In 1959, MG brought to market a refreshed version of the MGA known as the 1600. The MGA 1600 dropped in a 1588 cc straight-four engine making 79.6 bhp and installed disc brakes at the front while maintaining drums at the rear. The only really exterior differences between the 1600 and its 1500 predecessor were the alternative taillight design, updates to the front indicator lights, and “1600” badging added around the vehicle.
The 1600 also brought about the De Luxe model following the discontinuation of the Twin Cam. MGA 1600 De Luxe versions came with disc brakes at all four wheels, leftover Dunlop wheels, and used the same leftover chassis from the Twin Cam. It was essentially a Twin Cam without the special engine.
The MG MGA’s last refresh took shape in 1961 as the MGA 1600 MKII. The engine once again increased in size, this time by increasing the bore to achieve 1622 cc. Engineers also updated the cylinder heads to have larger valves and redone combustion chambers. All in all, the 1600 MKII’s horsepower was bumped up to 90 bhp. A small number of De Luxe versions were made for the 1600 MKII that featured the same updates found in the previous 1600 MKI version.
1949 MG TC – carsforsale.com | Shop MG MGA on Carsforsale.com
The MG MGA was discontinued in 1962 to make way for its successor, the MG MGB. The MG would continue to produce beloved British sports cars for about ten more years before being discontinued by the British Leyland Motor Corporation (BLMC) in 1972. MG continued to change hands for years to come only producing a some short-lived rebadges under the nameplate on a couple of occasions.
The historic British sports car manufacturer is now under control of the Chinese company SAIC Motor. MG as a brand is back in full swing across the pond and they’ve been one of the fastest growing brands in the UK. The MG brand stretches across into the rest of Europe and into the rest of the eastern hemisphere. That revival of MG in other parts of the world doesn’t mean that Americans will see the iconic brand return to our roads any time soon. If anything, we get to enjoy the classic MG models like the MGA – the real MG.
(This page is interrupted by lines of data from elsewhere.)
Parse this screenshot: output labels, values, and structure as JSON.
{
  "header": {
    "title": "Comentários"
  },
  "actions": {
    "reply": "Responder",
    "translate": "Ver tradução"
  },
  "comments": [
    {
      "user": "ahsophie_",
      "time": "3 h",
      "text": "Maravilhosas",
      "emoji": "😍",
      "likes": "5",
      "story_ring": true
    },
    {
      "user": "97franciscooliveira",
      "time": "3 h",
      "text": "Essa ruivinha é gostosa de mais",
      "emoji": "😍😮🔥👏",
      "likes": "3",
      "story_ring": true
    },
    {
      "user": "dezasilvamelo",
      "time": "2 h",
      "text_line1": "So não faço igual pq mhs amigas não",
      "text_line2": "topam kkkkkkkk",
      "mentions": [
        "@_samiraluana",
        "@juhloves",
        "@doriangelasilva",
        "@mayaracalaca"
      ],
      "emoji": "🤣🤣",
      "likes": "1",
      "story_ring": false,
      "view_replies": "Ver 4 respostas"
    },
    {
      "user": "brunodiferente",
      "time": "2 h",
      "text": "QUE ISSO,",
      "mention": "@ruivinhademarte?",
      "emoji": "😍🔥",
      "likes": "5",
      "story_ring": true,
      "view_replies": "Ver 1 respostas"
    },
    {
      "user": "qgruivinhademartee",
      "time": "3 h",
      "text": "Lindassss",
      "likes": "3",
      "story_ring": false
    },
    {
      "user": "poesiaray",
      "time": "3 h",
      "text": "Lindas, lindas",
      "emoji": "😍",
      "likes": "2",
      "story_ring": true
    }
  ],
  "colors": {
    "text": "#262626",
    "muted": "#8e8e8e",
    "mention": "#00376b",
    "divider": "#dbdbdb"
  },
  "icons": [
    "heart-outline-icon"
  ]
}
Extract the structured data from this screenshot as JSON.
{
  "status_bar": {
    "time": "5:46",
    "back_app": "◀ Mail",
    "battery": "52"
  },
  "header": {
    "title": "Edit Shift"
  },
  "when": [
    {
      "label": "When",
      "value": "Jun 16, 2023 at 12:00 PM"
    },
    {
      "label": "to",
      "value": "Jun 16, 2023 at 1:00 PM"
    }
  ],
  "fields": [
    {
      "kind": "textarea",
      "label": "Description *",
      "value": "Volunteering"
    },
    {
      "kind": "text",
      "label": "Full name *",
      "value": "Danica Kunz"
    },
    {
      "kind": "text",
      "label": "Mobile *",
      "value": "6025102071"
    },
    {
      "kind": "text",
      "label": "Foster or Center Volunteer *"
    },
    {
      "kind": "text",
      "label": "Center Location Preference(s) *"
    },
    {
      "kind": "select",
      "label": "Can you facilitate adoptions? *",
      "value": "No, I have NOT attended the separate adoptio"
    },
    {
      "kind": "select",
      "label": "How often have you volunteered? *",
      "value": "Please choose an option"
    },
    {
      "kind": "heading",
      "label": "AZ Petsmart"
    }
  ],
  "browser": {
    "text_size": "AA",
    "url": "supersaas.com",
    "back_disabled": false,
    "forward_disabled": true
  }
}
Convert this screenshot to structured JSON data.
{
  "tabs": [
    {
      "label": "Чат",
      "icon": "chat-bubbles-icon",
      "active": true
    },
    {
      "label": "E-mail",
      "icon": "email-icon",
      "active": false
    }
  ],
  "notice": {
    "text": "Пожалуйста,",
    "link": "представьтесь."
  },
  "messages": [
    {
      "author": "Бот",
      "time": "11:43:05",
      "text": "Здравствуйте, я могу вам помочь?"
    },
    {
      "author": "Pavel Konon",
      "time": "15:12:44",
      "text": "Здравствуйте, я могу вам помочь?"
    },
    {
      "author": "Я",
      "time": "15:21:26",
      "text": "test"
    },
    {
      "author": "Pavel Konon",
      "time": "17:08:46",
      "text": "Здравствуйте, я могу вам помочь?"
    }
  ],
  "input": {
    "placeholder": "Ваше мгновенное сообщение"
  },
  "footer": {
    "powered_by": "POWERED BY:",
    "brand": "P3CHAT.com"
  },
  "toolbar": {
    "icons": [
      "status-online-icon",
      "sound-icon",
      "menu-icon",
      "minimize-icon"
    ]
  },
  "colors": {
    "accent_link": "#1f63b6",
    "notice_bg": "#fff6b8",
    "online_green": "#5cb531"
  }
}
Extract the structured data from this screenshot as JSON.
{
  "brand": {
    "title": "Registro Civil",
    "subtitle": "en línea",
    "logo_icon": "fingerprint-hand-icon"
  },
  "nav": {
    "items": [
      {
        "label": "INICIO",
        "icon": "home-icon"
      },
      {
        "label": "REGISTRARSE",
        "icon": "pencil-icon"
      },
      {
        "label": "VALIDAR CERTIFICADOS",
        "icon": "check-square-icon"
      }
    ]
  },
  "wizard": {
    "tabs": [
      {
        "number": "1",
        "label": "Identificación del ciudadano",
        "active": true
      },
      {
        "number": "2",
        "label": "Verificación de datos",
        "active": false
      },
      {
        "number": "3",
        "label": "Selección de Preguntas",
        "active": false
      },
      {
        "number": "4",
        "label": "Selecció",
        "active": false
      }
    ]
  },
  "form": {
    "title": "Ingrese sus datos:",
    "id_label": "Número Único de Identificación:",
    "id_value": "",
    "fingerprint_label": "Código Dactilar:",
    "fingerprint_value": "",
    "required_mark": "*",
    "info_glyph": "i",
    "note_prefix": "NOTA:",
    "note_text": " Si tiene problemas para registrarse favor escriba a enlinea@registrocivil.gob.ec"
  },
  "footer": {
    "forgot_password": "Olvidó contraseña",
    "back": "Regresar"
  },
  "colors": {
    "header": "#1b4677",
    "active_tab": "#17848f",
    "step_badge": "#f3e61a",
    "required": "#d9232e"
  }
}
These are great! Love reading them. Keep it up! Lots of cars to choose from! Before they’re all in the landfills!